Dataset rows describing interfaces
━━━━━━
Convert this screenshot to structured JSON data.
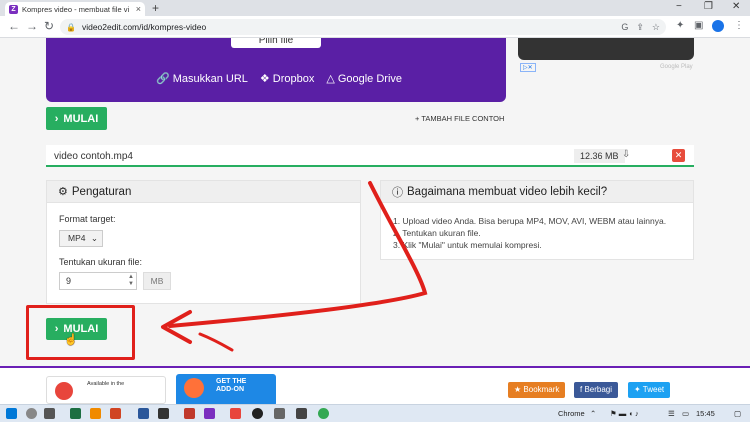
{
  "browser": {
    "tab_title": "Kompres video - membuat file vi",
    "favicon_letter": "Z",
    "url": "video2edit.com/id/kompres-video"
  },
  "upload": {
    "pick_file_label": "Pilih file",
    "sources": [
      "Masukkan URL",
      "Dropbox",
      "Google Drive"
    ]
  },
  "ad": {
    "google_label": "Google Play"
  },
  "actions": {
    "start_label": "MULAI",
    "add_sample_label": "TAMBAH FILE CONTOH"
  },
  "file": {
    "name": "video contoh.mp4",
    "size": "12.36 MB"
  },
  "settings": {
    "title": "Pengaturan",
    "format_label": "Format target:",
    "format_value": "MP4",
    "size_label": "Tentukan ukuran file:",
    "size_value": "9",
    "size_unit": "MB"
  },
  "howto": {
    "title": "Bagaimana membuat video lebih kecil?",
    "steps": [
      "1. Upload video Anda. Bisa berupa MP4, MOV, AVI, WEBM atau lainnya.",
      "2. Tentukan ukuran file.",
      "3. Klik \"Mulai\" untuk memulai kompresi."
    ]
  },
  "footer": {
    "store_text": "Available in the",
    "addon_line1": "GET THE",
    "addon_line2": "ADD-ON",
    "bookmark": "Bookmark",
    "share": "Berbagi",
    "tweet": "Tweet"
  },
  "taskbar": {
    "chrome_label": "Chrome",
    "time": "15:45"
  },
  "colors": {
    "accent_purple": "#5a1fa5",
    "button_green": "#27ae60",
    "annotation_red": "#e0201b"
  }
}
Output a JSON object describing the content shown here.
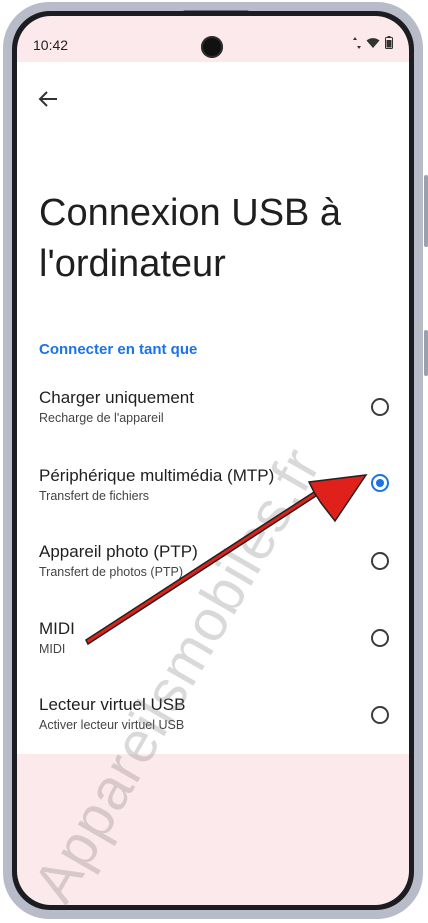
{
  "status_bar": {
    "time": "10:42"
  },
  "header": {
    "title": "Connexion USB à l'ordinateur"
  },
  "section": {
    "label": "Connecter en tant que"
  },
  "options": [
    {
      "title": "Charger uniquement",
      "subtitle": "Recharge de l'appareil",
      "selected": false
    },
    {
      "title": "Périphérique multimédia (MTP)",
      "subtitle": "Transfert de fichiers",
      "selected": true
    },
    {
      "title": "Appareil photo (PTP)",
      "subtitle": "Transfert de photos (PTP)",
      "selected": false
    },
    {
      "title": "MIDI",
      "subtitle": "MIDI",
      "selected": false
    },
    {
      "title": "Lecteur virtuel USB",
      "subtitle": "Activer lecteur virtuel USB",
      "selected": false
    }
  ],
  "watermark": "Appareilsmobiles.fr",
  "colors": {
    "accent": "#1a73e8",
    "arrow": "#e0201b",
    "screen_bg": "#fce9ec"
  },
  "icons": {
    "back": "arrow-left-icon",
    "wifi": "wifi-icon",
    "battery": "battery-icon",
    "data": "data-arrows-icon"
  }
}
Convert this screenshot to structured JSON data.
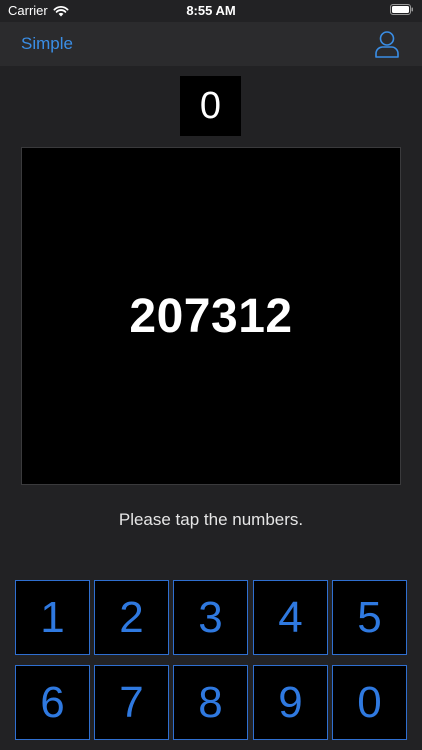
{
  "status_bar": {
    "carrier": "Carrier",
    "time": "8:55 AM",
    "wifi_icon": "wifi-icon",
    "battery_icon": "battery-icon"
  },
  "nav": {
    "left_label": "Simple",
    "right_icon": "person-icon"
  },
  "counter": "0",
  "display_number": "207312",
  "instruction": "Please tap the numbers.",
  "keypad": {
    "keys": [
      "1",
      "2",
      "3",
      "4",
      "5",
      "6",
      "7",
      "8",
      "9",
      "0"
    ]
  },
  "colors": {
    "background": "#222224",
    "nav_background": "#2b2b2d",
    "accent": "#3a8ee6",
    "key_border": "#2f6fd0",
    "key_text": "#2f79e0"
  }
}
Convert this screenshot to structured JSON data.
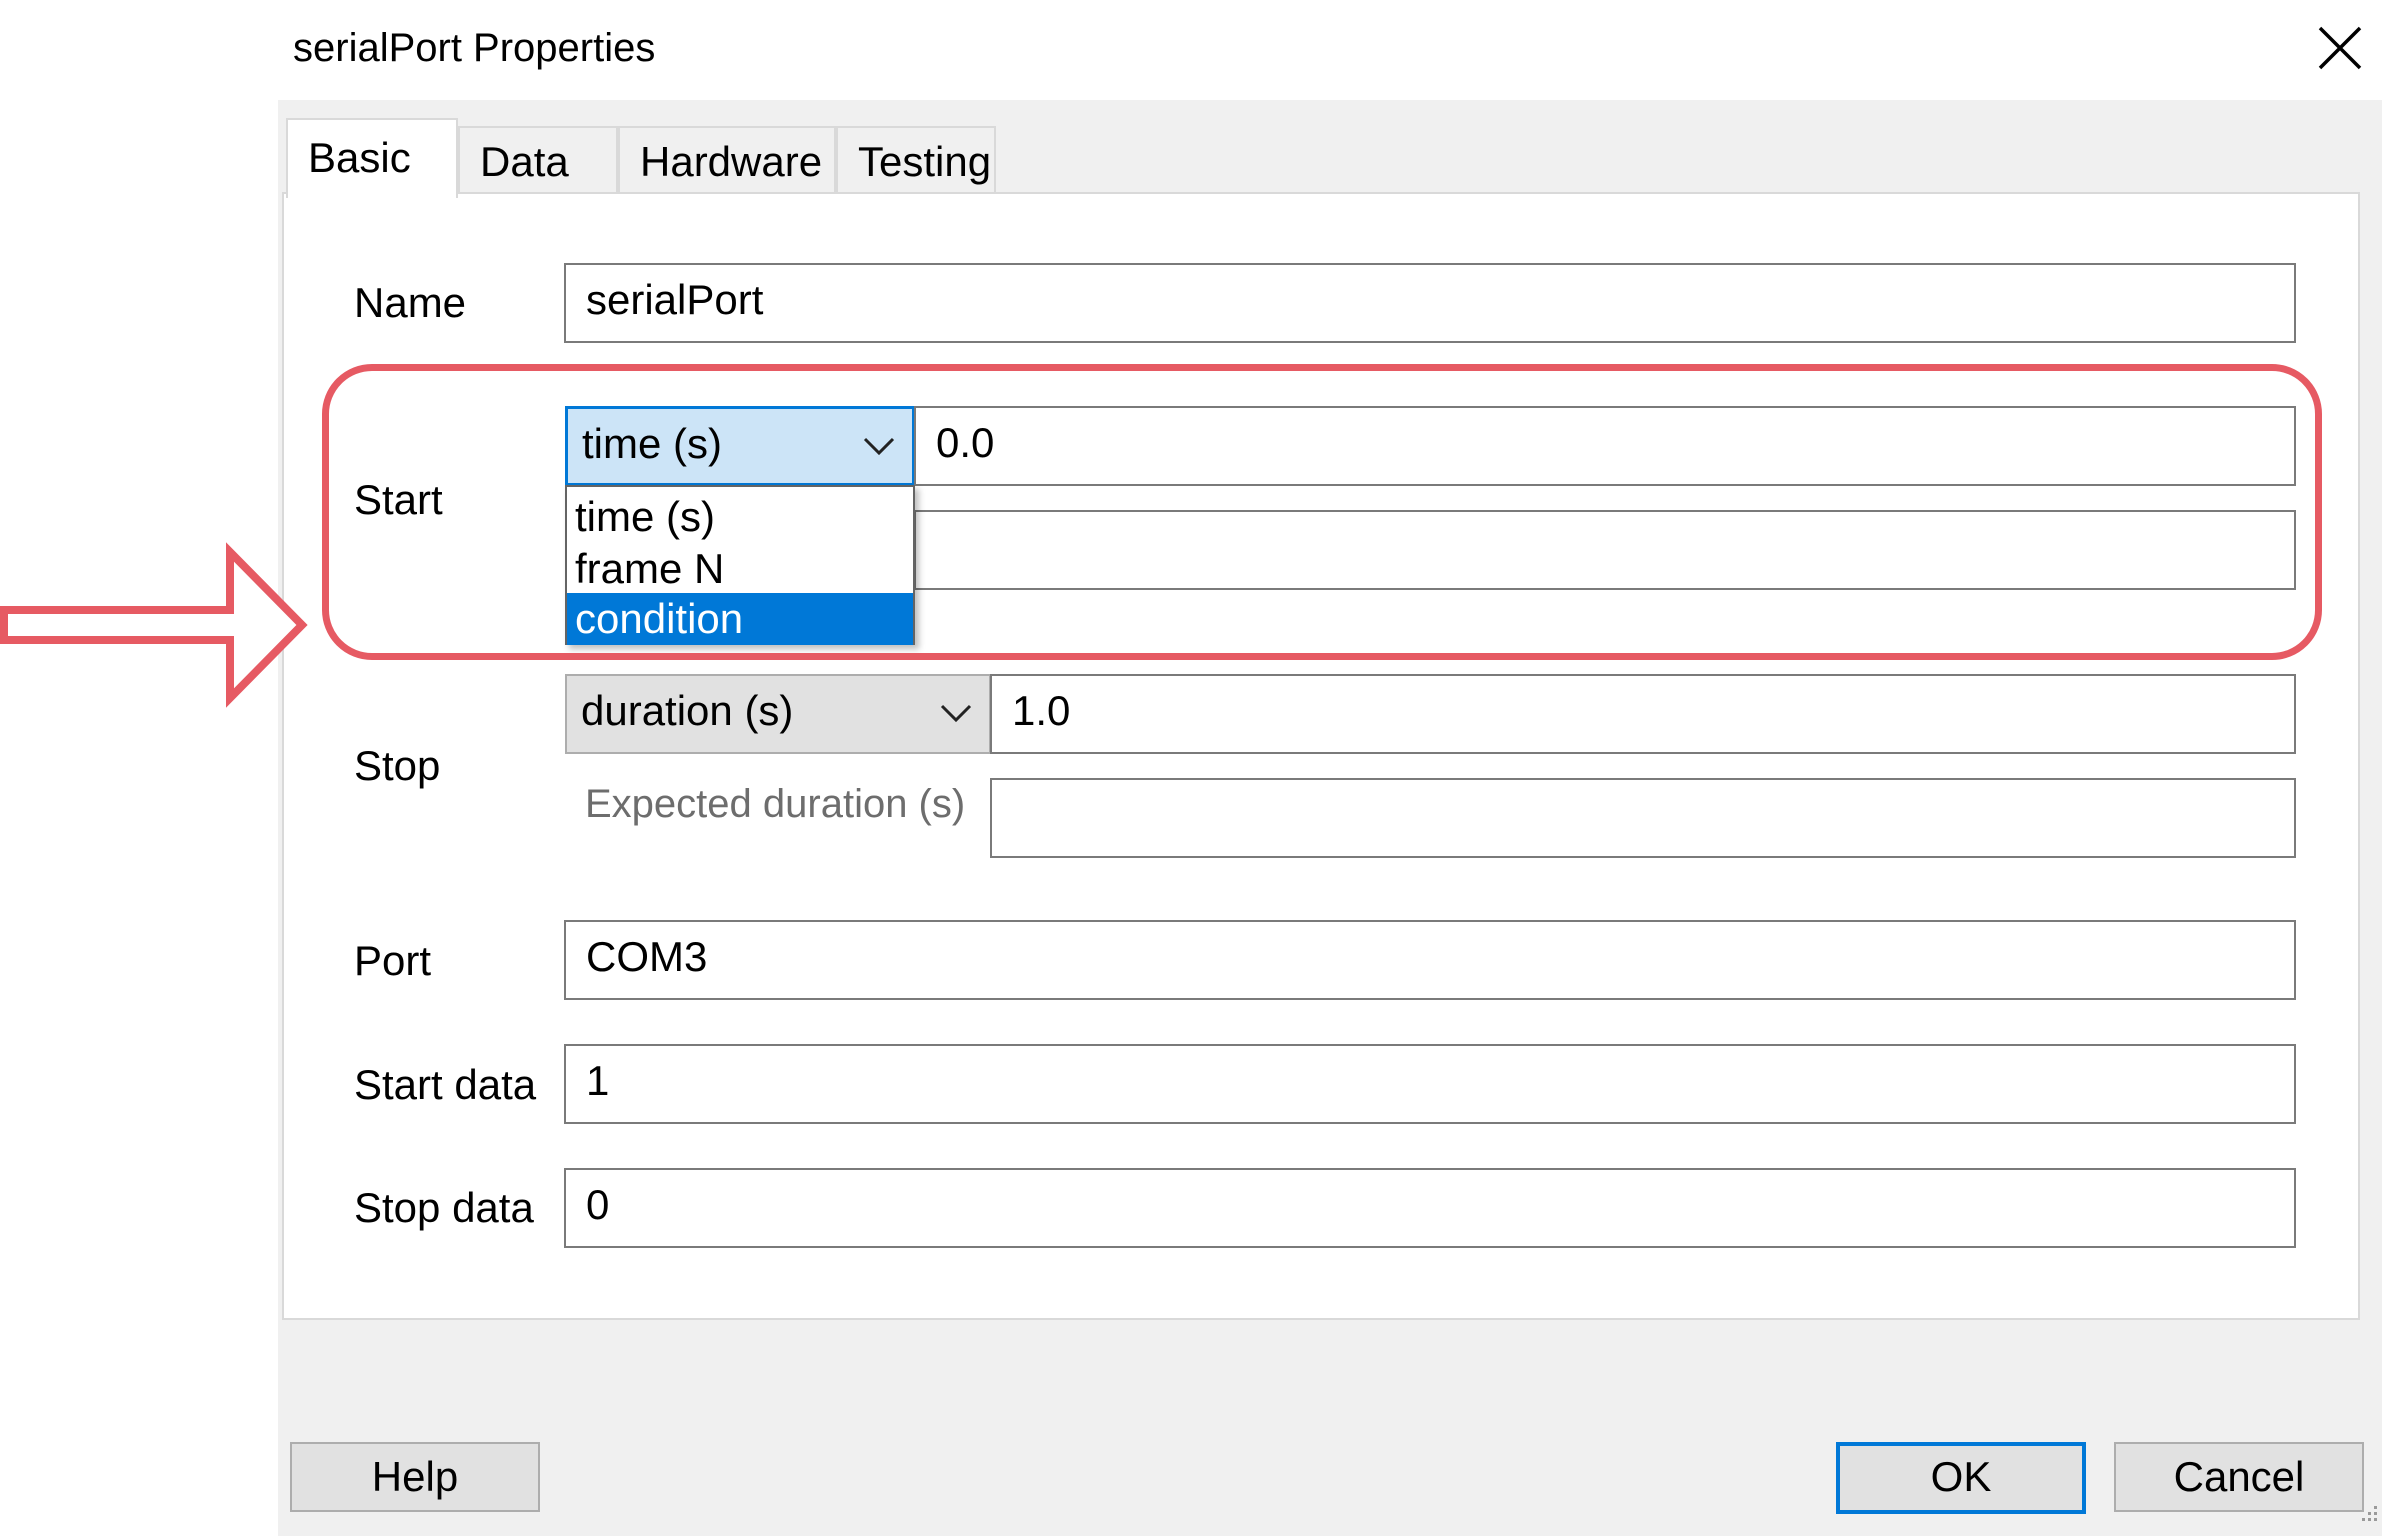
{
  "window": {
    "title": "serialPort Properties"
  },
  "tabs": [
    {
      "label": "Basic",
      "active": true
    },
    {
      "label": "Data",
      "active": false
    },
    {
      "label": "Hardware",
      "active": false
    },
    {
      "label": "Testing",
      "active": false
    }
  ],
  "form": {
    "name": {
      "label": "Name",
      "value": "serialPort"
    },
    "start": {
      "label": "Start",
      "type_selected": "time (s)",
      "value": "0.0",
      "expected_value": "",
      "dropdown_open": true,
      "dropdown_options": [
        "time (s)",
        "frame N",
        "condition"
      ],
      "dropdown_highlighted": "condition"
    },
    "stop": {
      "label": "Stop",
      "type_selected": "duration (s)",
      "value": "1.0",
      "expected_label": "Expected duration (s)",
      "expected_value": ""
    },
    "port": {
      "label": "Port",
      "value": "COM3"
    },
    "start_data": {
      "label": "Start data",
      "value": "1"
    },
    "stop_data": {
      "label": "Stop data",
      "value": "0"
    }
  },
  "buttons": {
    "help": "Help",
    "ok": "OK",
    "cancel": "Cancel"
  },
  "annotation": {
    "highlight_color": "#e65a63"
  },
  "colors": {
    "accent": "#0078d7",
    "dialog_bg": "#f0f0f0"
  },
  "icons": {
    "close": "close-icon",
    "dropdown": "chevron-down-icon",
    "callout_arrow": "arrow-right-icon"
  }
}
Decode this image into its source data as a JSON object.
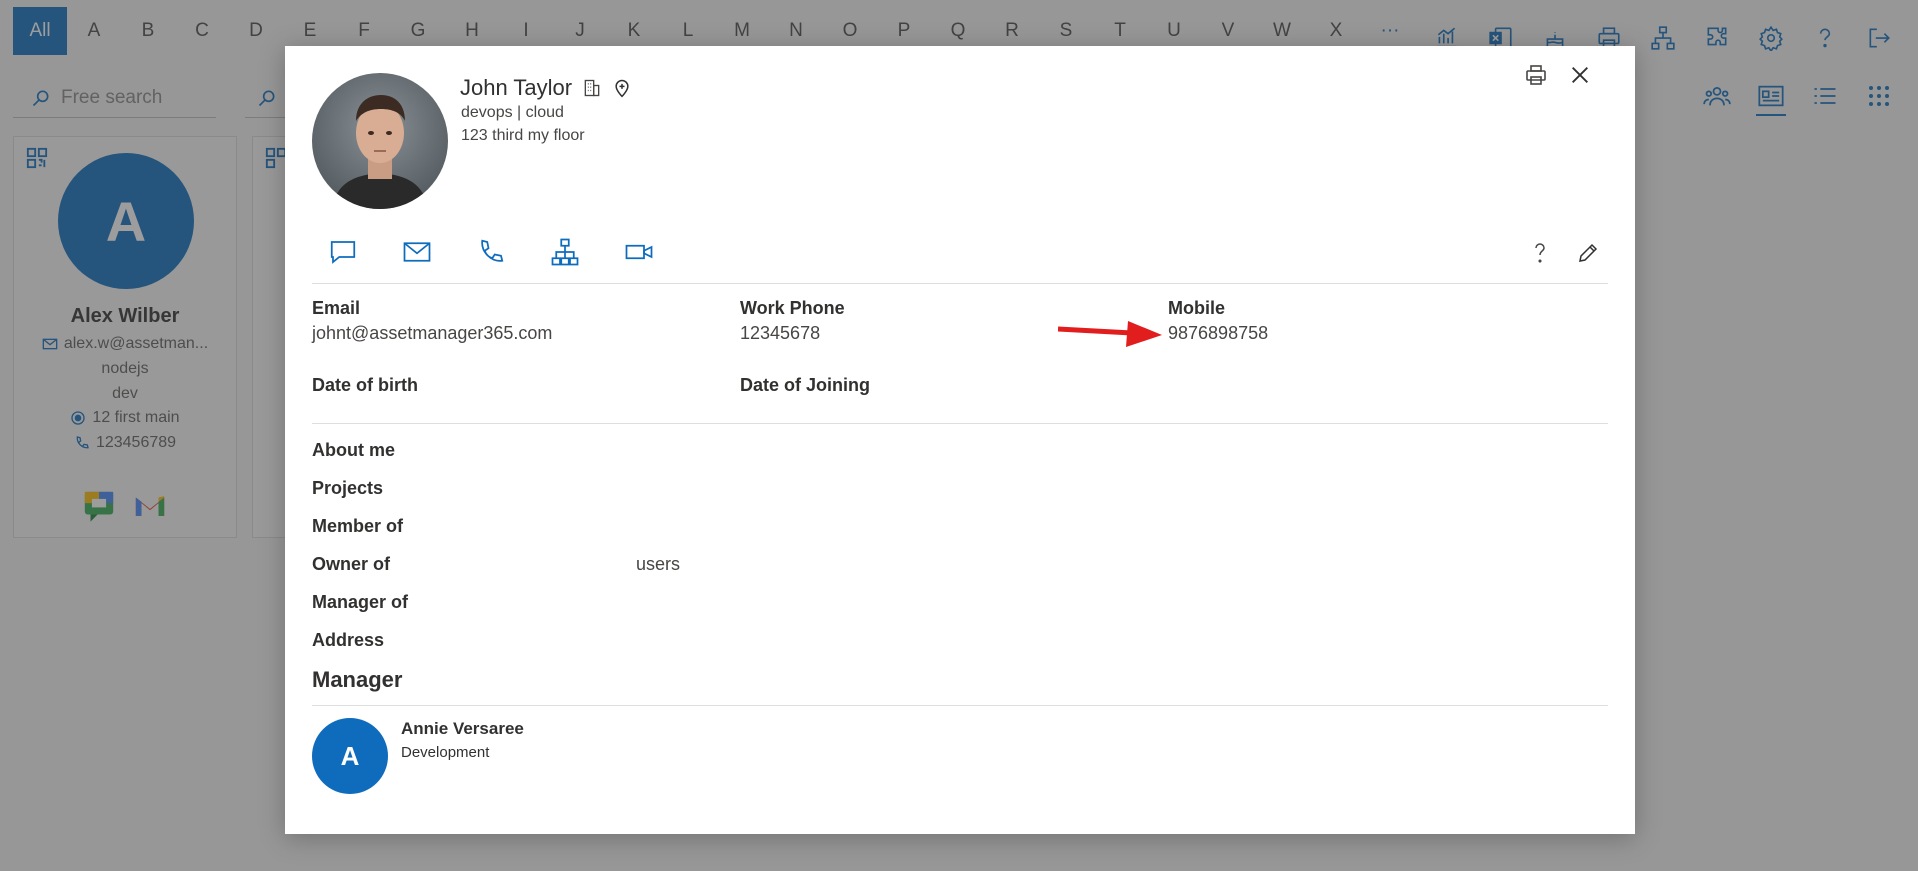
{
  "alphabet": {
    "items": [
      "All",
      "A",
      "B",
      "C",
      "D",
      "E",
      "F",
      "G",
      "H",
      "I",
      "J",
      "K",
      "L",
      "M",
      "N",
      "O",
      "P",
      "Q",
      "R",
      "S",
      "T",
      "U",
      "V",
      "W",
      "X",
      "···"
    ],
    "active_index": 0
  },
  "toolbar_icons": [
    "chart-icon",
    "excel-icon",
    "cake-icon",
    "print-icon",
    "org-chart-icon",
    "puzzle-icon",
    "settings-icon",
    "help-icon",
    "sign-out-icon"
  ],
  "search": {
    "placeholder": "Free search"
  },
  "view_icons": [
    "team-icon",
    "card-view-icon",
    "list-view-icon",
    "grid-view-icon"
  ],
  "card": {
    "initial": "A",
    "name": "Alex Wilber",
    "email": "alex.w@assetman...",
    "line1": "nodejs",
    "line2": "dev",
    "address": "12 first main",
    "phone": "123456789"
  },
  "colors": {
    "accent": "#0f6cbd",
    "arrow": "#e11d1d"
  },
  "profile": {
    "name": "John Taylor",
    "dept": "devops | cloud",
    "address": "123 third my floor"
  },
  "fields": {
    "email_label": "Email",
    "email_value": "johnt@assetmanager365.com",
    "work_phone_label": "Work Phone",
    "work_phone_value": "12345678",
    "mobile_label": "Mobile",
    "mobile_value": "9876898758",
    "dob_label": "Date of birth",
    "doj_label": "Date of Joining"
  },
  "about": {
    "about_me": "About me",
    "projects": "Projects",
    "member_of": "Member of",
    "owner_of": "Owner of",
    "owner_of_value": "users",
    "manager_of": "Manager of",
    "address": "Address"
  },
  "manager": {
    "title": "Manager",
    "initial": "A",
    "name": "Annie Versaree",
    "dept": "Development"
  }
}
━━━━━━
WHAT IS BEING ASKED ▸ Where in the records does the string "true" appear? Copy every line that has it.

ANSWER FOR THE TASK ▸
      "selected": true
      "active": true
      "dropdown_open": true,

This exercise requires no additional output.